Why, then, is “economic theory” so amazingly bewildering? With very little exaggeration, we can claim that no great development in the science of economics has used very complicated techniques, even when math was involved, yet even to the technically competent a lot of economics research is very difficult to understand. Of course, if an economist could all find ground-breaking theory that can be represented in two lines, I’m sure she’d write it. Is the reason for the complexity an attempt to make average ideas look better?

Let’s be charitable and assume that’s not the case. I think that once we exclude the “obfuscation motive”, there are two possible reasons why economic theory is technically complex. One might be that the relationships being investigated are broader, that less is held equal, that we’re looking to more nuanced explanations. Another possible reason is, paradoxically, that theory gets more complex as the questions get narrower – the more we assume, the higher the complexity.

Why? Imagine I want to figure out the relationship between a person’s income and the number of hours that person does voluntary work. This is a question that asks about how people allocate a scarce resource, time. I might make an abstraction that says “if all people like both money and helping others, then people with higher incomes will spend more time helping others, while people with lower incomes will spend more time trying to earn extra money.” I might make an abstraction that says “people with more income work more so have less time to volunteer”. What assumptions lead to the first conclusion, and what to the second?
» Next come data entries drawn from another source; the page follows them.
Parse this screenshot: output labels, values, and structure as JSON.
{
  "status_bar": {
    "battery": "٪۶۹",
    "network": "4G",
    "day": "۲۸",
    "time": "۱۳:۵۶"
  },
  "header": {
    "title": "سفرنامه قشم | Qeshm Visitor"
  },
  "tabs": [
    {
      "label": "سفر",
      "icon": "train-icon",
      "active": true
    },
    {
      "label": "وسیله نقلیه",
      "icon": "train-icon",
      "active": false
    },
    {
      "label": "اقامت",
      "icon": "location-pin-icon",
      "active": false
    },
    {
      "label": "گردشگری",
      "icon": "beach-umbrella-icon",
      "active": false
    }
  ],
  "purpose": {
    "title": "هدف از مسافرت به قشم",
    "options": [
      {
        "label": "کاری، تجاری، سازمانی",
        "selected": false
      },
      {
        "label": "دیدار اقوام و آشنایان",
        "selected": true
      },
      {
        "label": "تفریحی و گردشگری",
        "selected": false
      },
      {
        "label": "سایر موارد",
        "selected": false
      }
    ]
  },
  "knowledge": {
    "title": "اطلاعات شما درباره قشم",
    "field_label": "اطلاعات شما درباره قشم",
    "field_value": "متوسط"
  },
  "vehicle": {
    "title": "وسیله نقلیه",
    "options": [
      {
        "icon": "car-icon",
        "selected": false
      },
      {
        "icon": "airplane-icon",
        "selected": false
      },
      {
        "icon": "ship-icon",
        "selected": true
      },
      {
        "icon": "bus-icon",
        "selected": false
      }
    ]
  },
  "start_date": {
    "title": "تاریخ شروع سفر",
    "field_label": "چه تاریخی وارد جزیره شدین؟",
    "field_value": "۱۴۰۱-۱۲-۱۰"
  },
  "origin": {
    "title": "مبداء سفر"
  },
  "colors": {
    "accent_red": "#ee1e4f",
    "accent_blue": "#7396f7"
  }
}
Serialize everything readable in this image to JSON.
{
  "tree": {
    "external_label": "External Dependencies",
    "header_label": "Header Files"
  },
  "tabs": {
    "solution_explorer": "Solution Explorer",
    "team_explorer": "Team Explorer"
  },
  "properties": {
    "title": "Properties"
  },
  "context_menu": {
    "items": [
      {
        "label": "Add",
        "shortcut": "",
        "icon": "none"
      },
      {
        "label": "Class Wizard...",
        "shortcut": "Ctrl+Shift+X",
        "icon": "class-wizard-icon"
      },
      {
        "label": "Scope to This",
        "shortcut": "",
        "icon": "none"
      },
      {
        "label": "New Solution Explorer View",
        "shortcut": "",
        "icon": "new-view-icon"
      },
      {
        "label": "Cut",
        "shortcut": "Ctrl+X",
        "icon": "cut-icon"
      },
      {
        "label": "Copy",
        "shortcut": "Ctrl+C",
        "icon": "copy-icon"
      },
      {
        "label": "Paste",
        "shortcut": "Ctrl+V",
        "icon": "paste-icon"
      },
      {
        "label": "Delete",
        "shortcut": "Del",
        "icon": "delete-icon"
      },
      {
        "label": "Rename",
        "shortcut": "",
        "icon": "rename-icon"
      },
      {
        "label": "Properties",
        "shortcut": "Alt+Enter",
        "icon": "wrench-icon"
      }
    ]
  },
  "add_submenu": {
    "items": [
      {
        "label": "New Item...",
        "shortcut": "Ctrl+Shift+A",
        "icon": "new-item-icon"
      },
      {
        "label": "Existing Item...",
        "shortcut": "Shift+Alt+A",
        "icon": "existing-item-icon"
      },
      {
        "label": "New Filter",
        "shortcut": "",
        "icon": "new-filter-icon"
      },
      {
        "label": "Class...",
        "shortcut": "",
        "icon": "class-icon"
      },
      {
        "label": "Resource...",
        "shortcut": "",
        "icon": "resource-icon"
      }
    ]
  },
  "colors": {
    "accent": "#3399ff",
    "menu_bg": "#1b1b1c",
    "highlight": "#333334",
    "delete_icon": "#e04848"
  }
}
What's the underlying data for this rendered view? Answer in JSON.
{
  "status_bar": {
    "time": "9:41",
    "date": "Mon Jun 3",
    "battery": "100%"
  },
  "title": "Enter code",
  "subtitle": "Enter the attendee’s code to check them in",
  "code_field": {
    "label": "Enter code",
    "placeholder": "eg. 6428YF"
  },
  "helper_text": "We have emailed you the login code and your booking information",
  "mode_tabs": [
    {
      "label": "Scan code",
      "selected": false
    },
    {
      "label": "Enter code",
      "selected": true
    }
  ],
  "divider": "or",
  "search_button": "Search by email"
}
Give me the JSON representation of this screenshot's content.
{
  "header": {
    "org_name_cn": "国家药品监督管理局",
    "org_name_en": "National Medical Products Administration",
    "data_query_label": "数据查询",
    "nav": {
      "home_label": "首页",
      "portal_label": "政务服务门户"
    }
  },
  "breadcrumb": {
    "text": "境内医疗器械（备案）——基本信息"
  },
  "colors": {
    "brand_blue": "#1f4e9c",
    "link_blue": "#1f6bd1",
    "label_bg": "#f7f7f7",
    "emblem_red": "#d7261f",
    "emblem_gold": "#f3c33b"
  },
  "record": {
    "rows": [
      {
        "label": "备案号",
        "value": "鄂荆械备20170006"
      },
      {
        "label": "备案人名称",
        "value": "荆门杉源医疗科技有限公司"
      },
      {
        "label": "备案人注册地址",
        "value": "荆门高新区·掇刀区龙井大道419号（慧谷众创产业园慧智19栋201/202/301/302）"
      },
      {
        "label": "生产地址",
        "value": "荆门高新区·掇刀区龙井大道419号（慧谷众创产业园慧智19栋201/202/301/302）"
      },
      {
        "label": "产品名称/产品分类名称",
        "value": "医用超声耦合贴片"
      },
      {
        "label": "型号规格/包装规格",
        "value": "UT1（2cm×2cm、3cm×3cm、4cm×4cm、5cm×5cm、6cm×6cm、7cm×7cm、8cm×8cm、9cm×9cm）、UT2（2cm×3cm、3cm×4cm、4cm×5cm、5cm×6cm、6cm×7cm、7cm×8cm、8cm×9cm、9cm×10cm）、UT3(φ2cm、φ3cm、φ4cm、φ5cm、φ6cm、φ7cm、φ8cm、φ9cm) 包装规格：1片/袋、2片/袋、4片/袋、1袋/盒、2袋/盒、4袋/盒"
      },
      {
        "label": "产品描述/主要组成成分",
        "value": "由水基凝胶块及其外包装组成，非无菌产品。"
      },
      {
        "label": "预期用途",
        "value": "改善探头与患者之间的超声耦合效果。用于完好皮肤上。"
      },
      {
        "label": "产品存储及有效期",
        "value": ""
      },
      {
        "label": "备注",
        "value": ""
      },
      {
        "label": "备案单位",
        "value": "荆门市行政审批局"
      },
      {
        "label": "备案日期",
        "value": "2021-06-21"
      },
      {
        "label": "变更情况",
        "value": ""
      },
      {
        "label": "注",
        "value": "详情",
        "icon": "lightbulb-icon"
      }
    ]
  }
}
If I wanted to broaden my question, I might start including in my theory labor market conditions, the availability of volunteering opportunities, the peer pressure to volunteer, the social pressure to earn more money to buy a big car, and so on and so forth. That would certainly make my theory more complicated; whether or not it makes it a better theory than the one that kept all that stuff equal and abstracted from it is a matter of preference, but I’m sure it would be more difficult to understand.

The second way to make the theory more “complicated”, at least superficially, might be to keep all the same stuff equal, but to say “imagine the person cares this much about money and this much about volunteering; then someone with this income will volunteer this much”. The abstraction is getting more abstract; we are getting more and more specific about the conditions of our model, and we must use more specific techniques to, in particular, quantify the result.

What do we gain from this quantification, and what do we lose? Perhaps we can look at actual evidence on the link between income and volunteering, and compare it to the quantified prediction, but that only works if all else is equal in our evidence, too. A better justification is that we can get a theoretical idea of how big our effect is. However, as we get more specific we get more abstract; in this example, we’re getting more abstract about preferences, which are themselves unobservable. We’ve gone from “a person cares about money and volunteering” to attaching magnitudes to those cares.

The link between simplicity and usefulness is not just in the realism of the abstraction; it’s also in the procedure itself. Economic theory should be neither too broad or too narrow, but “just right”, whatever that means. Assume too little and we can’t figure out what’s really causing what; assume too much and you rest an entire argument on a special case. What’s the simplest model that explores the relationship I care about, and what’s the simplest model that shows what I want to show about that relationship?

Oh, and a practical suggestion: I’d love it if we all stopped writing ceteris paribus and used “all else equal”. What’s with the Latin?